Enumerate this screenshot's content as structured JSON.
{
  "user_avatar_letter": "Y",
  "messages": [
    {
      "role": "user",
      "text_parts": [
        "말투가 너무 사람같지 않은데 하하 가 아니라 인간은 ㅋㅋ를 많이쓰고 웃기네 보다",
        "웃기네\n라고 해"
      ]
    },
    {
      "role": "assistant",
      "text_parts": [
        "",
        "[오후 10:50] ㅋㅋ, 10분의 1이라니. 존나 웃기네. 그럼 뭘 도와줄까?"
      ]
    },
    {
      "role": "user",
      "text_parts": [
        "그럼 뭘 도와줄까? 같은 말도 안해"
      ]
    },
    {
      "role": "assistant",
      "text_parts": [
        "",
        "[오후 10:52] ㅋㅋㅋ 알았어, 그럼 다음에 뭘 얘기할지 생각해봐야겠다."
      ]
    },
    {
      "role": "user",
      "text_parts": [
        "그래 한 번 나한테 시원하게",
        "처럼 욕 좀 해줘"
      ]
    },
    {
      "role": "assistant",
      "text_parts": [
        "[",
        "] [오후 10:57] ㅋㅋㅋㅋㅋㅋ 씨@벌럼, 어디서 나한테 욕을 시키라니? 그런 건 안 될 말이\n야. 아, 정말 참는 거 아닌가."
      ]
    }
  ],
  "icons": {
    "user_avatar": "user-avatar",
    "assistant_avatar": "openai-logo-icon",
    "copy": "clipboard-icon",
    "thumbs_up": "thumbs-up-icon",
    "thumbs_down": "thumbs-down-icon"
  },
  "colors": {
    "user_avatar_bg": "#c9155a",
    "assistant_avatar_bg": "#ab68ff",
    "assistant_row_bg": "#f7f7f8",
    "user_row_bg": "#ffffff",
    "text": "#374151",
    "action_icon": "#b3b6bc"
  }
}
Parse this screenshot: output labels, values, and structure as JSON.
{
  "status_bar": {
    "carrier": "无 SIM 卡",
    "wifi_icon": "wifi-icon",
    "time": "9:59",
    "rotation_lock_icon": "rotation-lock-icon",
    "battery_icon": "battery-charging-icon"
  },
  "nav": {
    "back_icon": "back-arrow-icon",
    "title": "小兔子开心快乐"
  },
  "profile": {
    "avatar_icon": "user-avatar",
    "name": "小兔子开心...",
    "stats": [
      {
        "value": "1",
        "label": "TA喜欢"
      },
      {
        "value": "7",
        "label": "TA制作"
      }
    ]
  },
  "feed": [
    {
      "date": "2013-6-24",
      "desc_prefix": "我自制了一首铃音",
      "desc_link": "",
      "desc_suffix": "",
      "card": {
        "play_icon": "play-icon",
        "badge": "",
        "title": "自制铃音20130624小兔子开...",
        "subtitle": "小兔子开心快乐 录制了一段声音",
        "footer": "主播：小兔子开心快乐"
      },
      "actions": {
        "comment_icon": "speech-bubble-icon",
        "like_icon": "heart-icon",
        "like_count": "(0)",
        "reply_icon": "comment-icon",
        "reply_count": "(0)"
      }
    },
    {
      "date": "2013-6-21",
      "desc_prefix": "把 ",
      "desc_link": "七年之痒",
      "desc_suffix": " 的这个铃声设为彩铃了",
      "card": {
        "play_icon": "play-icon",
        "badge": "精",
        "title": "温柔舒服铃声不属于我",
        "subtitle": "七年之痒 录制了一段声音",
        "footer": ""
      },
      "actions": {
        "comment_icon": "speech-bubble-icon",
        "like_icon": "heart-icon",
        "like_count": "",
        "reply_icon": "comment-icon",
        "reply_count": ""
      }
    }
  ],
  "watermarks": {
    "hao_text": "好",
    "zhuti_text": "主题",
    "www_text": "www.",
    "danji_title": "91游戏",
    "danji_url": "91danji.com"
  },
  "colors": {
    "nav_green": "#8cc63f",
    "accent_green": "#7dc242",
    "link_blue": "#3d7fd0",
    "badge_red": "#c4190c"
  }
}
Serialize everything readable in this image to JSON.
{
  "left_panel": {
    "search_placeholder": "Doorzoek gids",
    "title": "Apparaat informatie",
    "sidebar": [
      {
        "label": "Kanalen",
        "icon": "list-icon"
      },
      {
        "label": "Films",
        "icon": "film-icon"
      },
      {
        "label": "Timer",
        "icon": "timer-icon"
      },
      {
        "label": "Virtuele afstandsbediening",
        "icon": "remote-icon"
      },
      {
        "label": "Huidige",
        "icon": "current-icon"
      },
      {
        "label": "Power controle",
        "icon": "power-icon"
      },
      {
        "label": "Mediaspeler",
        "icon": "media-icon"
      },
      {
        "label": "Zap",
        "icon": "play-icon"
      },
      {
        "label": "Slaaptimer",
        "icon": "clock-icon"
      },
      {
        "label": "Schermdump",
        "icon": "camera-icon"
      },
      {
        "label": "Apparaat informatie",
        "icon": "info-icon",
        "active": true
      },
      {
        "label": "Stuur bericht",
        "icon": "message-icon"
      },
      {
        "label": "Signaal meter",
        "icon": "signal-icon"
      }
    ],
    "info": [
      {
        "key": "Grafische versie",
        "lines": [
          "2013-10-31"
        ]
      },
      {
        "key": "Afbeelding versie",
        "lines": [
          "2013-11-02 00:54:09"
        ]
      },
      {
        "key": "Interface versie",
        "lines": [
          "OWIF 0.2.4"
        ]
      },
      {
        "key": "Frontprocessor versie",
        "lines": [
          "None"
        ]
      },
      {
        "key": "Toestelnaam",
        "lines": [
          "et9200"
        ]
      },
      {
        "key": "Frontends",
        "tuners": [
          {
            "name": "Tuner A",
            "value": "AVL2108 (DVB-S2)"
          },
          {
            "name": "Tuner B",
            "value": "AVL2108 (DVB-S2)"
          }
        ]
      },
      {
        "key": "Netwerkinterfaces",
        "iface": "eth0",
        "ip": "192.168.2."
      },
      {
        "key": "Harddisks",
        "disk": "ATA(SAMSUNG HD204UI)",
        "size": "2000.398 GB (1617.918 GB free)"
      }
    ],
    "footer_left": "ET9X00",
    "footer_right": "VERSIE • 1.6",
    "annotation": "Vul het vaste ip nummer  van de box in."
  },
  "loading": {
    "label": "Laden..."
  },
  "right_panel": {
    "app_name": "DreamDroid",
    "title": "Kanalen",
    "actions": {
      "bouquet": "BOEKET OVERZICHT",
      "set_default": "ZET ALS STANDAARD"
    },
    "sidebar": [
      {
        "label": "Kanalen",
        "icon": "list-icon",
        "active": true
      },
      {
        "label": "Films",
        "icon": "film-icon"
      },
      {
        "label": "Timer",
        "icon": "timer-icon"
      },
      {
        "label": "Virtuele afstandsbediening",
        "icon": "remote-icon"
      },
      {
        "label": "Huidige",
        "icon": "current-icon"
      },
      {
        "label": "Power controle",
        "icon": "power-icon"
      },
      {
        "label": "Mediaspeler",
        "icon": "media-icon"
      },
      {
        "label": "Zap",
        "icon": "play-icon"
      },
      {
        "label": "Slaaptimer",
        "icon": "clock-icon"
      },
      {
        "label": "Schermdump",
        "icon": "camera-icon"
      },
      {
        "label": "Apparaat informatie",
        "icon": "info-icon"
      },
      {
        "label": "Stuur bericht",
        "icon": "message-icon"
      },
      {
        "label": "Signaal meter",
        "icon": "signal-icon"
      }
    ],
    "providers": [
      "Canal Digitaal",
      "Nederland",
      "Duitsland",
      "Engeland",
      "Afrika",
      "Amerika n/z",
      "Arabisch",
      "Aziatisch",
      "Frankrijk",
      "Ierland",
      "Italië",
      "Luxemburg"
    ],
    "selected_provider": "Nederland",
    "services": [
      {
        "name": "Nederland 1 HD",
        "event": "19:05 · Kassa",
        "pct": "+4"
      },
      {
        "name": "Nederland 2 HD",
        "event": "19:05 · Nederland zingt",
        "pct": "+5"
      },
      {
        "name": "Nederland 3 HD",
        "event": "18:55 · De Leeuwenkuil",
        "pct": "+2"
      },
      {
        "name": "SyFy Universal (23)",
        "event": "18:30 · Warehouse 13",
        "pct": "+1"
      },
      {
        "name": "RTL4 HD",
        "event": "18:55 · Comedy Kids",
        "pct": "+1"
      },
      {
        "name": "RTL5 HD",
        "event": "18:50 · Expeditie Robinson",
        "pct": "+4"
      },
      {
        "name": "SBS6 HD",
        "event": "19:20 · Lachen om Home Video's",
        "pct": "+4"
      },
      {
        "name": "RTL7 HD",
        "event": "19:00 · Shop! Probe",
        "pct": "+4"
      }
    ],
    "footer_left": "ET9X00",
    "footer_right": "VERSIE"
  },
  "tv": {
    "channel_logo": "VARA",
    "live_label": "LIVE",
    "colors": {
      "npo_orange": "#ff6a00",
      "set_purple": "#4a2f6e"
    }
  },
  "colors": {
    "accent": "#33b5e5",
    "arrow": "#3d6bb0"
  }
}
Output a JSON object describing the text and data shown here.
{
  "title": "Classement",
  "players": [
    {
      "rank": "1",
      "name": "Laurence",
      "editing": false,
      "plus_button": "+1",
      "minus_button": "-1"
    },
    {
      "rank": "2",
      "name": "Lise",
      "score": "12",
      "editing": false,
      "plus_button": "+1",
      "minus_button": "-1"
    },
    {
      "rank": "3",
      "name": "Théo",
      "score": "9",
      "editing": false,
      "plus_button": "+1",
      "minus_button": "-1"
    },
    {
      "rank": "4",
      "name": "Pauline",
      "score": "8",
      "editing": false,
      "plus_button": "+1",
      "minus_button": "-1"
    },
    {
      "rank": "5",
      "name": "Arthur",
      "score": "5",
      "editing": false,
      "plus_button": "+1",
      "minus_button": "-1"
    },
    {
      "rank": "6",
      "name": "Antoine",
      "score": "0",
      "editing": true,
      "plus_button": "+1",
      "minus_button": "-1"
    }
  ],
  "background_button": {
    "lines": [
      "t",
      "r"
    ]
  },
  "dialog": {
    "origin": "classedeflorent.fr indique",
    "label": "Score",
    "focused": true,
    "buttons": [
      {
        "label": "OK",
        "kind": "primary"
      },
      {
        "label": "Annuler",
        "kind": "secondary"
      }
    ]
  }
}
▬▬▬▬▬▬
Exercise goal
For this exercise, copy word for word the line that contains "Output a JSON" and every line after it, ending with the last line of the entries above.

Answer to this task
Output a JSON object describing the text and data shown here.
{
  "title": "Classement",
  "players": [
    {
      "rank": "1",
      "name": "Laurence",
      "editing": false,
      "plus_button": "+1",
      "minus_button": "-1"
    },
    {
      "rank": "2",
      "name": "Lise",
      "score": "12",
      "editing": false,
      "plus_button": "+1",
      "minus_button": "-1"
    },
    {
      "rank": "3",
      "name": "Théo",
      "score": "9",
      "editing": false,
      "plus_button": "+1",
      "minus_button": "-1"
    },
    {
      "rank": "4",
      "name": "Pauline",
      "score": "8",
      "editing": false,
      "plus_button": "+1",
      "minus_button": "-1"
    },
    {
      "rank": "5",
      "name": "Arthur",
      "score": "5",
      "editing": false,
      "plus_button": "+1",
      "minus_button": "-1"
    },
    {
      "rank": "6",
      "name": "Antoine",
      "score": "0",
      "editing": true,
      "plus_button": "+1",
      "minus_button": "-1"
    }
  ],
  "background_button": {
    "lines": [
      "t",
      "r"
    ]
  },
  "dialog": {
    "origin": "classedeflorent.fr indique",
    "label": "Score",
    "focused": true,
    "buttons": [
      {
        "label": "OK",
        "kind": "primary"
      },
      {
        "label": "Annuler",
        "kind": "secondary"
      }
    ]
  }
}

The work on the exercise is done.